The evaluation of the campaign included documenting the activities associated with the program (publicity and enforcement) and evaluating the results. The evaluation involved conducting observations of seat belt usage at a sample of locations across the state, motorist surveys obtained at driver licensing locations, telephone surveys of drivers, and comparing the number of fatal and injury crashes during the enforcement period with previous years.
Seat belt usage at a mini-sample set of 21 locations across the state (compared to 200 sites for a full statewide survey) found that usage increased from a baseline level of 61.6 percent to a high of 72.5 percent during the enforcement phase of the campaign. No substantial difference in usage rates could be associated with only the media portion of the campaign with usage rates of 61.8 and 62.3 percent during the earned and paid media, respectively.
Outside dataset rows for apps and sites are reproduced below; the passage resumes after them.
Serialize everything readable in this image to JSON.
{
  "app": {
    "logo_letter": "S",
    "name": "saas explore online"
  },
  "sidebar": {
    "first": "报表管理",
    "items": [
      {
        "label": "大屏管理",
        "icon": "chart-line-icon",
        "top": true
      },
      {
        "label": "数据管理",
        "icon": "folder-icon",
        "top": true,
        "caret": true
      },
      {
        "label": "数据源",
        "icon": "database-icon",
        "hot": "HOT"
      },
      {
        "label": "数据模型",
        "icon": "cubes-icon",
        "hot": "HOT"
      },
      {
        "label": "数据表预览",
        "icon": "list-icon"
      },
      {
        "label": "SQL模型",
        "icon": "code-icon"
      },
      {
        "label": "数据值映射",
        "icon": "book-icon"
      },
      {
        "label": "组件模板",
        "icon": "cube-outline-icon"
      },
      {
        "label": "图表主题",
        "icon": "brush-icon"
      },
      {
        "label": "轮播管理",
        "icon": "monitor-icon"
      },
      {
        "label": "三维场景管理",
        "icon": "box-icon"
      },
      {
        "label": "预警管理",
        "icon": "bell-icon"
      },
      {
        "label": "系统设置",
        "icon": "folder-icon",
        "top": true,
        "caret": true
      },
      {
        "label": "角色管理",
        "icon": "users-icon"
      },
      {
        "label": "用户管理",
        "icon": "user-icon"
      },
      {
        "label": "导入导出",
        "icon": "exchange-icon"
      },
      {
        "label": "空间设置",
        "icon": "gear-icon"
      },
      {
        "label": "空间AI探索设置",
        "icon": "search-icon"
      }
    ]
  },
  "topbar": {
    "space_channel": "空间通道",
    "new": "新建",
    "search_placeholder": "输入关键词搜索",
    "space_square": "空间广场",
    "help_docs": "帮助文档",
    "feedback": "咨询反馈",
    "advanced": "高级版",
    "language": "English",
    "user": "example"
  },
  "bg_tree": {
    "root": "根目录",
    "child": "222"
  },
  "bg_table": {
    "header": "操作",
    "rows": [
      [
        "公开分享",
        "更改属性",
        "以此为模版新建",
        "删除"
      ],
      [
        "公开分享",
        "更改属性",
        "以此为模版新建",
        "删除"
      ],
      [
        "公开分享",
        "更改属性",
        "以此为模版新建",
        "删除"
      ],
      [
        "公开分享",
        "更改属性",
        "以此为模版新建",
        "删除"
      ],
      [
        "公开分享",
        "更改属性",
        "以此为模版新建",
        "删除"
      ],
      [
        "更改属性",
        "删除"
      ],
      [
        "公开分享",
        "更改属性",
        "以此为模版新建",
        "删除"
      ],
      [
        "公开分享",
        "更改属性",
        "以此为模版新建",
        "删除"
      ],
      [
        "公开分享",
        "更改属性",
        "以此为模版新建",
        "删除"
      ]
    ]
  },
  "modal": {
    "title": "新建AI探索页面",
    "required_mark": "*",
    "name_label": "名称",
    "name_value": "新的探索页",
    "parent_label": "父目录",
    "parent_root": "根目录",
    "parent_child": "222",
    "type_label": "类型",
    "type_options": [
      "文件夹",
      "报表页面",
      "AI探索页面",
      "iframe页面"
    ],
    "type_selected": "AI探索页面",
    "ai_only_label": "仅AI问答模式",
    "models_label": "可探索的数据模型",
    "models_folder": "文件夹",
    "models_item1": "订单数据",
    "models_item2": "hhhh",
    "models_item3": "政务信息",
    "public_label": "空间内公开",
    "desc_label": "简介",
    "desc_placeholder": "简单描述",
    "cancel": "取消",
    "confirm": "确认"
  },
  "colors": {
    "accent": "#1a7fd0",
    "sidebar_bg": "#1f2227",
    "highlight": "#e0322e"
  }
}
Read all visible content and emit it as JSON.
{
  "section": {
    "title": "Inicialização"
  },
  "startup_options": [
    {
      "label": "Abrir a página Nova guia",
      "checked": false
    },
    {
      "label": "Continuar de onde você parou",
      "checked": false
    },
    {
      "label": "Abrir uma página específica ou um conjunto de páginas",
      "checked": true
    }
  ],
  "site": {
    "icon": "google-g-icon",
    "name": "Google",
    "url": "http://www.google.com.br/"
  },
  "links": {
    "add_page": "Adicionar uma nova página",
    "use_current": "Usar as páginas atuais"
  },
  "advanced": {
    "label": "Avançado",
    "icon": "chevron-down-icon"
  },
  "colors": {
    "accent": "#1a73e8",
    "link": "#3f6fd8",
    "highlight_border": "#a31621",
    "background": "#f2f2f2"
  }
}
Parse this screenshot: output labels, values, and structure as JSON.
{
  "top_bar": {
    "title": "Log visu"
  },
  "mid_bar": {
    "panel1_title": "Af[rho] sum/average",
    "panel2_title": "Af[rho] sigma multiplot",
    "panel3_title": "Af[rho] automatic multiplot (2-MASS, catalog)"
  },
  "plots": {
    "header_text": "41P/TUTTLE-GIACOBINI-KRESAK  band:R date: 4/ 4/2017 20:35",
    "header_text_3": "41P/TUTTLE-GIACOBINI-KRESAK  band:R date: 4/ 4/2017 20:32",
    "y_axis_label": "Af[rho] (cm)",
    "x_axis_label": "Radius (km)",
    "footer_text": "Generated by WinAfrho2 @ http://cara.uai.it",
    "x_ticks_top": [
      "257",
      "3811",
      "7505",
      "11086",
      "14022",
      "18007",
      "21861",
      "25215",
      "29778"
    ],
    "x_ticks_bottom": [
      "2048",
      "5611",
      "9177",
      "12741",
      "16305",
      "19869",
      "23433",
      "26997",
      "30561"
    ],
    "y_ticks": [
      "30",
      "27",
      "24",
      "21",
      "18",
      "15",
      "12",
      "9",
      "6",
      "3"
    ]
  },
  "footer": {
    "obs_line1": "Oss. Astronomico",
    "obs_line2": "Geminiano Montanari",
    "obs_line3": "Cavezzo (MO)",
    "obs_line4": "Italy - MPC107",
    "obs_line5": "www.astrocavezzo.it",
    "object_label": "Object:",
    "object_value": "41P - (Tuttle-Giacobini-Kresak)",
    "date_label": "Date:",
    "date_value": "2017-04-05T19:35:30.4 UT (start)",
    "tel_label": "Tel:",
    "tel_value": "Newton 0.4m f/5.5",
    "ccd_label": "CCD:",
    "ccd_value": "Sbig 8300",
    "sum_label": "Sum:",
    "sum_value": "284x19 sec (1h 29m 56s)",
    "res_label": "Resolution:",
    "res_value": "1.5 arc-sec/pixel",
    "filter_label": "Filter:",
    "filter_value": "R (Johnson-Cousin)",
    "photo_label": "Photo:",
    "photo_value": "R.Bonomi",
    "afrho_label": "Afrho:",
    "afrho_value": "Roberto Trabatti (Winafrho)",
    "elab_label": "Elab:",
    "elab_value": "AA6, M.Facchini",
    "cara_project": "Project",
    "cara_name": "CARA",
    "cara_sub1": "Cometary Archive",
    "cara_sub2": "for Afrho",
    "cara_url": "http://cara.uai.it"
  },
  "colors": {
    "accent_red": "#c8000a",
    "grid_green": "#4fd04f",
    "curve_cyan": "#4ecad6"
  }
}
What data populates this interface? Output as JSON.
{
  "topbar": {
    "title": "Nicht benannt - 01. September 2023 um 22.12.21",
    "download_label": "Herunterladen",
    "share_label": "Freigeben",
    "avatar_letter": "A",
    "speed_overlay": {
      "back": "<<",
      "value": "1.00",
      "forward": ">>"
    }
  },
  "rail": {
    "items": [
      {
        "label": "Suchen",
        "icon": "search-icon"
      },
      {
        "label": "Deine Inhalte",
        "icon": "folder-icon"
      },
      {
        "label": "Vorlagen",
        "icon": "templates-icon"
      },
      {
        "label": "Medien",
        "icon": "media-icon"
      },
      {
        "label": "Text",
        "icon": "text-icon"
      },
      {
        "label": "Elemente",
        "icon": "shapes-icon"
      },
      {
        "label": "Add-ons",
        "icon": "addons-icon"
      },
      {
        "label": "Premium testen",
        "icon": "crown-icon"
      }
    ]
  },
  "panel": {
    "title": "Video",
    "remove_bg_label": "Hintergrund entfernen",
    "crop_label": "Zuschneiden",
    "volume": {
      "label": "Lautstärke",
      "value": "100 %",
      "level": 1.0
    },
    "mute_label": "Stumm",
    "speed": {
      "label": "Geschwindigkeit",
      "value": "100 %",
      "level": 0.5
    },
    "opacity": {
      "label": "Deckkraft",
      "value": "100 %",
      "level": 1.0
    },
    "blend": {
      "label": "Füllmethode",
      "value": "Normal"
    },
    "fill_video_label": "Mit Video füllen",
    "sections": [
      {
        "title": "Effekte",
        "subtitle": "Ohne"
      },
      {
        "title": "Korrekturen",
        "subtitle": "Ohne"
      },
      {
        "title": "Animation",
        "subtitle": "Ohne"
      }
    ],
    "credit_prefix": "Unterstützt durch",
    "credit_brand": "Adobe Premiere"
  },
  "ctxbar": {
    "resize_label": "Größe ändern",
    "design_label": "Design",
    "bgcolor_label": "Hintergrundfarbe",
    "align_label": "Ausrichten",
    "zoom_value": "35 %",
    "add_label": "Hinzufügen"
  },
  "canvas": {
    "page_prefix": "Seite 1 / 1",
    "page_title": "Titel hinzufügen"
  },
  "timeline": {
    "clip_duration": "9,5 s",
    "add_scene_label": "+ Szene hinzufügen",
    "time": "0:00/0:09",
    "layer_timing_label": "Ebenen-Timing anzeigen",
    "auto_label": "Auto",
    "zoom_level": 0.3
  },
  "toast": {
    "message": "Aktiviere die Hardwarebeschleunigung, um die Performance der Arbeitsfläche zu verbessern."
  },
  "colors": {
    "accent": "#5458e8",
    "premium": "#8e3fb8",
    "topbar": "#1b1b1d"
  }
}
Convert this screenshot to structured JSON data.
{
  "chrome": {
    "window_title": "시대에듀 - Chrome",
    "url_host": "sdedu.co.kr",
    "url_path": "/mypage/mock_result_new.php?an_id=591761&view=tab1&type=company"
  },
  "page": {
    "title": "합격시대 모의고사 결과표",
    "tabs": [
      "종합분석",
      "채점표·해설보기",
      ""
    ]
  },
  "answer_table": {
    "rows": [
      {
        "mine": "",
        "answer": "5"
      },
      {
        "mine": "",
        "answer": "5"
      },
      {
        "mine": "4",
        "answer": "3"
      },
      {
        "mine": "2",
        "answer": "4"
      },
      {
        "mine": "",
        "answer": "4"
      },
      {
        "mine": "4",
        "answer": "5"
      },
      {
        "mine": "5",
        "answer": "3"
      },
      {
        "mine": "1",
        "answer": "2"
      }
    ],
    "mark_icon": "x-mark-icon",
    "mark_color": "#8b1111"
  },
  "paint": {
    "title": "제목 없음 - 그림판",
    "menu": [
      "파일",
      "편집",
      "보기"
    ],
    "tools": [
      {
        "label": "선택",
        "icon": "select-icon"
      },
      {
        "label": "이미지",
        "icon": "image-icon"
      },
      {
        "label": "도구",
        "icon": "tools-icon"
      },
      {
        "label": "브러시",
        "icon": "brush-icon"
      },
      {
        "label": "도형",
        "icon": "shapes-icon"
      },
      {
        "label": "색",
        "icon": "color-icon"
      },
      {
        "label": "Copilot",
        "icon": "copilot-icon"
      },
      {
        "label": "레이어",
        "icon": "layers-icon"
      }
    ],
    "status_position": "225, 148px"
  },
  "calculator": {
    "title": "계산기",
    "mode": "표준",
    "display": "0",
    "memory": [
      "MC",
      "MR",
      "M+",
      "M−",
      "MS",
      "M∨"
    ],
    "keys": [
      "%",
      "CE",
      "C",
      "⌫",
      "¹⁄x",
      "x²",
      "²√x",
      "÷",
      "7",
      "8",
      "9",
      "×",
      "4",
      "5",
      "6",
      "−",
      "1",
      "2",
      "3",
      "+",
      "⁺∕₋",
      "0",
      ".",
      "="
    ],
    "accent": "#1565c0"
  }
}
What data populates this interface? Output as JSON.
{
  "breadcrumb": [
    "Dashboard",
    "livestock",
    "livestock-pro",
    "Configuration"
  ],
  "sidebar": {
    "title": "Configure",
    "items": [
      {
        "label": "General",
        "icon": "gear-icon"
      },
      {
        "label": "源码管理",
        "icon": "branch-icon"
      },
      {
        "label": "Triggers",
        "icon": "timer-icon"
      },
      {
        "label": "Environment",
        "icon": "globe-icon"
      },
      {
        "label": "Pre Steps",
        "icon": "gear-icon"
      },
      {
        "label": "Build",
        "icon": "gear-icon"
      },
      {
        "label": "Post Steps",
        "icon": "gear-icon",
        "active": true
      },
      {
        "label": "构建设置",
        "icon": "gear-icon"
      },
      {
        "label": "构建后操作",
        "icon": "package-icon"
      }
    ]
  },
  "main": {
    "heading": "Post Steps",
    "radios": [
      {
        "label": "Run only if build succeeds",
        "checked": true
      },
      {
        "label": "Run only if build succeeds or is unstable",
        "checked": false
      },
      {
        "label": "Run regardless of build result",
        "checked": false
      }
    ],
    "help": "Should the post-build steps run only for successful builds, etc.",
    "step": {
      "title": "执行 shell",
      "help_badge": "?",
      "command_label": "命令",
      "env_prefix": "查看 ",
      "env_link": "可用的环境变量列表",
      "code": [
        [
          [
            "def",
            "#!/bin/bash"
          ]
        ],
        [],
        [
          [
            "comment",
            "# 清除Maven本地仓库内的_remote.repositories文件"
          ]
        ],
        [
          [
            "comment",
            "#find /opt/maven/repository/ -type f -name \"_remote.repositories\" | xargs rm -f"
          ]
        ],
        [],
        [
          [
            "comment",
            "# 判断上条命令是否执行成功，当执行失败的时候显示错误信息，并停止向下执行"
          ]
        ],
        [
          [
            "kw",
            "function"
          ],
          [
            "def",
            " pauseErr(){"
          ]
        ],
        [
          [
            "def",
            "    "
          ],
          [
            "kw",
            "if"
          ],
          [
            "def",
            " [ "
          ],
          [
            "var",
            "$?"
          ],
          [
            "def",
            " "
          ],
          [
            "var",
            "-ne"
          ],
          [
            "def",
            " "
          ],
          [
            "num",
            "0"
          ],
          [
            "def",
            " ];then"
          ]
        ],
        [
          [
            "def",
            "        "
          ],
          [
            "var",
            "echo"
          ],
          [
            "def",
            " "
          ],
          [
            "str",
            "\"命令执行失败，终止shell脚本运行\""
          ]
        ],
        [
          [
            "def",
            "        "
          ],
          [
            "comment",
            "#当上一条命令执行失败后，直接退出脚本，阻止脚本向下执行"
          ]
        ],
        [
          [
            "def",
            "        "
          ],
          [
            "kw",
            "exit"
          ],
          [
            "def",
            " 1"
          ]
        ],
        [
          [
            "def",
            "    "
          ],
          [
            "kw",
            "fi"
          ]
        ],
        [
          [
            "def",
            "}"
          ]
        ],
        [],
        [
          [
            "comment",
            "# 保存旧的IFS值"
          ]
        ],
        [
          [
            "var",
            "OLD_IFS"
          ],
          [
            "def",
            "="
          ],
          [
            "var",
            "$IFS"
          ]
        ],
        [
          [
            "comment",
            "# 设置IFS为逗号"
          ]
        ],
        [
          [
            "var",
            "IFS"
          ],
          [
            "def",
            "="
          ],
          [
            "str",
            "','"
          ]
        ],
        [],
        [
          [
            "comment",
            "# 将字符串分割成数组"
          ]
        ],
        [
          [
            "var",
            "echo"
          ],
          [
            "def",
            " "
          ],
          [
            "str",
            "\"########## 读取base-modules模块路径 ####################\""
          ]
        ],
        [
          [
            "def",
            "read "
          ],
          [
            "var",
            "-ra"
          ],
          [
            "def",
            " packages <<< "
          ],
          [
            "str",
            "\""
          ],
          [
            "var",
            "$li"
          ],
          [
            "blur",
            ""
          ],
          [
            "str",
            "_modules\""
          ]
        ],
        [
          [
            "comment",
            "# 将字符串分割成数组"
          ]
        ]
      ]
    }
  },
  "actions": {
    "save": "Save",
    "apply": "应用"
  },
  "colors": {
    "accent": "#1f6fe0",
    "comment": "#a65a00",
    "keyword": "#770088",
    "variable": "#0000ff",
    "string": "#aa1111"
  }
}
Results of the surveys of drivers found that the publicity was effective in making drivers aware of the increase in enforcement and checkpoints associated with the campaign. The post-campaign telephone survey showed a significant increase in drivers who stated they had recently increased their use of seat belts which could be related the increase in the perceived likelihood of receiving a ticket if a seat belt was not worn. The telephone survey showed that, after the campaign, about 78 percent of the drivers had heard of the “Buckle Up Kentucky: It’s the Law & It’s Enforced” campaign.
The extent of the publicity was documented. The effectiveness of the television and radio spots was confirmed with the driver surveys which showed that their knowledge about the campaign was most often from television or radio.
Enforcement was conducted by both state and local police through saturated enforcement and checkpoints. A total of 8,325 seat belt citations and 599 child restraint citations were given during the two-week enforcement period.
The numbers of injury crashes and injuries during the two-week enforcement period of the campaign were lower than in any of the previous five years. The number of injuries during this period was 289 less than the average of the previous five years which results in an economic savings of about $11.5 million.
A review of the data results in the opinion that the current law in Kentucky must be changed from secondary to primary enforcement to obtain a long-term high seat belt use percentage. There must also be an awareness by the public that the law is being enforced.
Digital Object Identifier
Agent, Kenneth R.; Green, Eric R.; and Langley, Ronald E., "Evaluation of Kentucky’s “Buckle Up Kentucky: It’s the Law & It’s Enforced” Campaign" (2003). Kentucky Transportation Center Research Report. 222.